* [Work item]
Whenever a line in the data below includes the string "header", copy it out.

(Data records for software interfaces)

----

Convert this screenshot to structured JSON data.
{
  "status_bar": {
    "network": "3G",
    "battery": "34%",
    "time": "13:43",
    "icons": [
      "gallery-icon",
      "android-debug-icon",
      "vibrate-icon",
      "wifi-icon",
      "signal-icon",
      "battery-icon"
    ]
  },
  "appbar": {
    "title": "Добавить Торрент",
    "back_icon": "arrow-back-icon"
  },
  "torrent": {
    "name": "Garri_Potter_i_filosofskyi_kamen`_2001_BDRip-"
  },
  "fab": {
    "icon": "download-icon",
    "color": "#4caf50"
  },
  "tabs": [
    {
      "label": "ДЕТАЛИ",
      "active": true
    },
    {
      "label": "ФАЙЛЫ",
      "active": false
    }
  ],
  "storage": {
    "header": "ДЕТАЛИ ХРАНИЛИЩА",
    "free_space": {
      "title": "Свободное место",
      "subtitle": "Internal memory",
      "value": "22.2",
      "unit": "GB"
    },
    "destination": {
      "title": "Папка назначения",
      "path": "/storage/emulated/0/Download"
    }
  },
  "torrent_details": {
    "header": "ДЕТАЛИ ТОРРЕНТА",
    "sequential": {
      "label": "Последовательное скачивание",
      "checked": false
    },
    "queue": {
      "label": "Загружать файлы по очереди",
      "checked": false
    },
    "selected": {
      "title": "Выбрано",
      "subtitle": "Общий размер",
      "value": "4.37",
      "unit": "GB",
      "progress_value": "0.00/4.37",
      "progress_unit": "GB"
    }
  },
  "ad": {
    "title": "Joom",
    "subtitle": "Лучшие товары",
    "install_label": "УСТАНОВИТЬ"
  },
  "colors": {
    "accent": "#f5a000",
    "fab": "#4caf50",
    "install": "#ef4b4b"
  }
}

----

* [Reply to the exercise]
    "header": "ДЕТАЛИ ХРАНИЛИЩА",
    "header": "ДЕТАЛИ ТОРРЕНТА",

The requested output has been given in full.